Police were obliged to erect razor wire between blacks and whites during a tense standoff Tuesday outside the courthouse where the two suspects were charged with murder.

A heavy security presence has been deployed to the town of Ventersdorp where Terre'Blanche is to be buried on Friday.

Terre'Blanche's group, known as the AWB, opposed ending apartheid and staged bomb attacks in the years leading to the country's first democratic elections in 1994.

The AWB blames Malema for Terre'Blanche's death, the latest of some 3000 murders of white farmers since the end of apartheid. It wants the government to stop the attacks.

The ANC says it considers the song part of its anti-apartheid struggle and will appeal the court ruling.

ANC Secretary-General Gwede Mantashe Wednesday announced that the party's senior leaders had urged members to stop singing the song.

"The message that we have communicated to all our brothers including Malema himself as president of the Youth League is that, 'Restrain yourselves. Don't put yourself in a position where you become scapegoats for other agendas,'" said Mantashe.

He said such restraint will allow society to see through what he called the attempt by right-wing groups to reverse the progress made since the end of apartheid.

Although many South Africans feel the controversy has been inflamed by extremists on both sides of the issue, it has sparked intense debate.

An AWB official Wednesday stormed off a live television program after threatening a black guest with an opposing view on the issue.

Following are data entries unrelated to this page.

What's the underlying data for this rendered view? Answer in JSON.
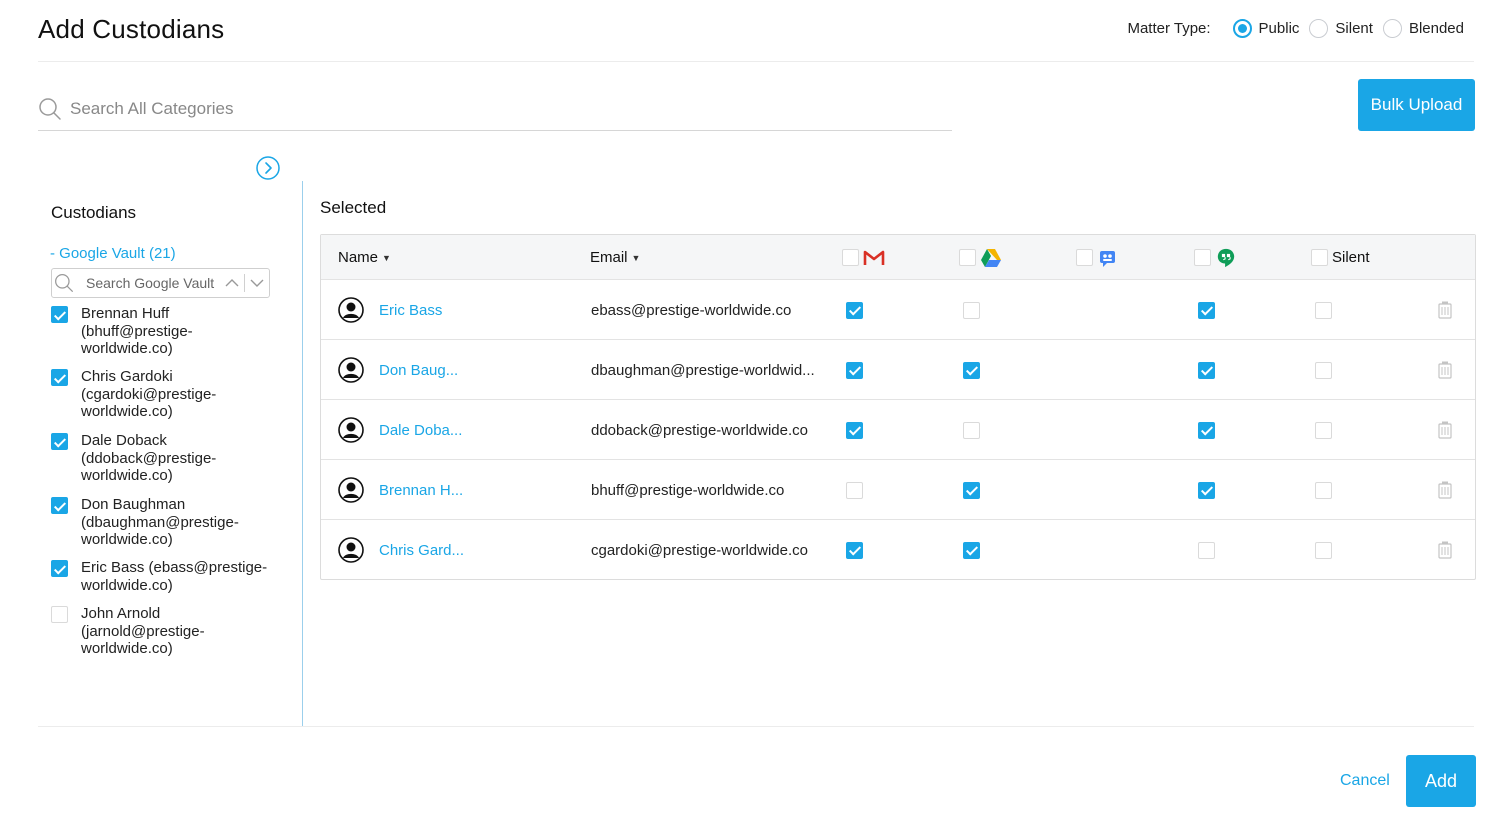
{
  "header": {
    "title": "Add Custodians",
    "matter_type_label": "Matter Type:",
    "matter_types": [
      {
        "label": "Public",
        "selected": true
      },
      {
        "label": "Silent",
        "selected": false
      },
      {
        "label": "Blended",
        "selected": false
      }
    ]
  },
  "search": {
    "placeholder": "Search All Categories",
    "value": ""
  },
  "bulk_upload_label": "Bulk Upload",
  "sidebar": {
    "title": "Custodians",
    "group_label": "- Google Vault (21)",
    "search_placeholder": "Search Google Vault",
    "items": [
      {
        "label": "Brennan Huff (bhuff@prestige-worldwide.co)",
        "checked": true
      },
      {
        "label": "Chris Gardoki (cgardoki@prestige-worldwide.co)",
        "checked": true
      },
      {
        "label": "Dale Doback (ddoback@prestige-worldwide.co)",
        "checked": true
      },
      {
        "label": "Don Baughman (dbaughman@prestige-worldwide.co)",
        "checked": true
      },
      {
        "label": "Eric Bass (ebass@prestige-worldwide.co)",
        "checked": true
      },
      {
        "label": "John Arnold (jarnold@prestige-worldwide.co)",
        "checked": false
      }
    ]
  },
  "selected": {
    "title": "Selected",
    "columns": {
      "name": "Name",
      "email": "Email",
      "gmail_icon": "gmail-icon",
      "drive_icon": "google-drive-icon",
      "groups_icon": "google-groups-icon",
      "hangouts_icon": "hangouts-icon",
      "silent": "Silent"
    },
    "rows": [
      {
        "name": "Eric Bass",
        "email": "ebass@prestige-worldwide.co",
        "gmail": true,
        "drive": false,
        "groups": null,
        "hangouts": true,
        "silent": false
      },
      {
        "name": "Don Baug...",
        "email": "dbaughman@prestige-worldwid...",
        "gmail": true,
        "drive": true,
        "groups": null,
        "hangouts": true,
        "silent": false
      },
      {
        "name": "Dale Doba...",
        "email": "ddoback@prestige-worldwide.co",
        "gmail": true,
        "drive": false,
        "groups": null,
        "hangouts": true,
        "silent": false
      },
      {
        "name": "Brennan H...",
        "email": "bhuff@prestige-worldwide.co",
        "gmail": false,
        "drive": true,
        "groups": null,
        "hangouts": true,
        "silent": false
      },
      {
        "name": "Chris Gard...",
        "email": "cgardoki@prestige-worldwide.co",
        "gmail": true,
        "drive": true,
        "groups": null,
        "hangouts": false,
        "silent": false
      }
    ]
  },
  "footer": {
    "cancel_label": "Cancel",
    "add_label": "Add"
  },
  "colors": {
    "accent": "#1aa6e6",
    "gmail_red": "#d93025",
    "drive_green": "#0f9d58",
    "drive_yellow": "#f4b400",
    "drive_blue": "#4285f4",
    "hangouts_green": "#0f9d58"
  }
}
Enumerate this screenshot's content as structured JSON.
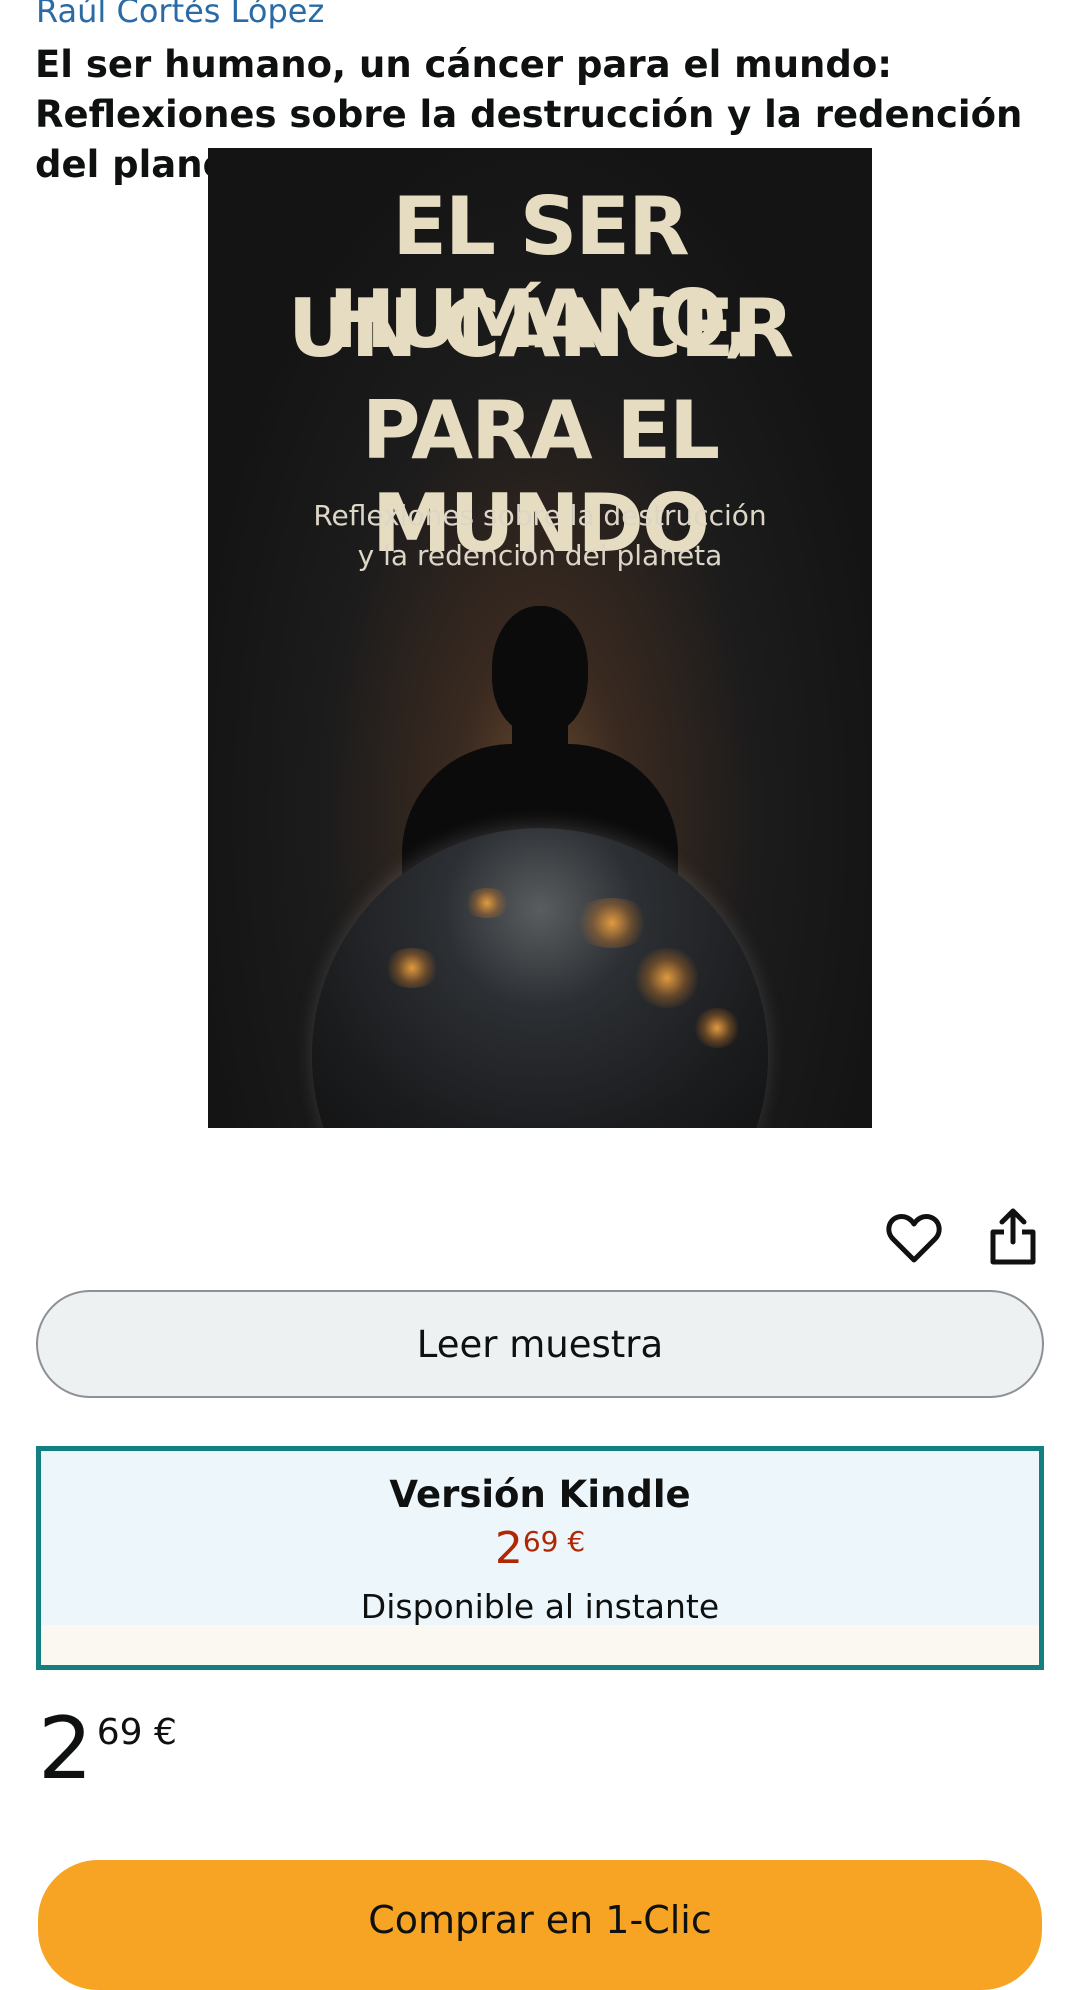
{
  "product": {
    "author": "Raúl Cortés López",
    "title": "El ser humano, un cáncer para el mundo: Reflexiones sobre la destrucción y la redención del planeta"
  },
  "cover": {
    "title_line1": "EL SER HUMANO,",
    "title_line2": "UN CÁNCER",
    "title_line3": "PARA EL MUNDO",
    "subtitle_line1": "Reflexiones sobre la destrucción",
    "subtitle_line2": "y la redención del planeta"
  },
  "actions": {
    "wishlist_icon": "heart-icon",
    "share_icon": "share-icon",
    "read_sample_label": "Leer muestra"
  },
  "format": {
    "name": "Versión Kindle",
    "price_whole": "2",
    "price_fraction": "69 €",
    "availability": "Disponible al instante",
    "border_color": "#137f80",
    "price_color": "#b12704"
  },
  "price": {
    "whole": "2",
    "fraction": "69 €"
  },
  "buy": {
    "label": "Comprar en 1-Clic",
    "color": "#f7a424"
  }
}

And Malema during his news conference Thursday hurled insults at a white reporter and expelled him for a question he felt was an affront.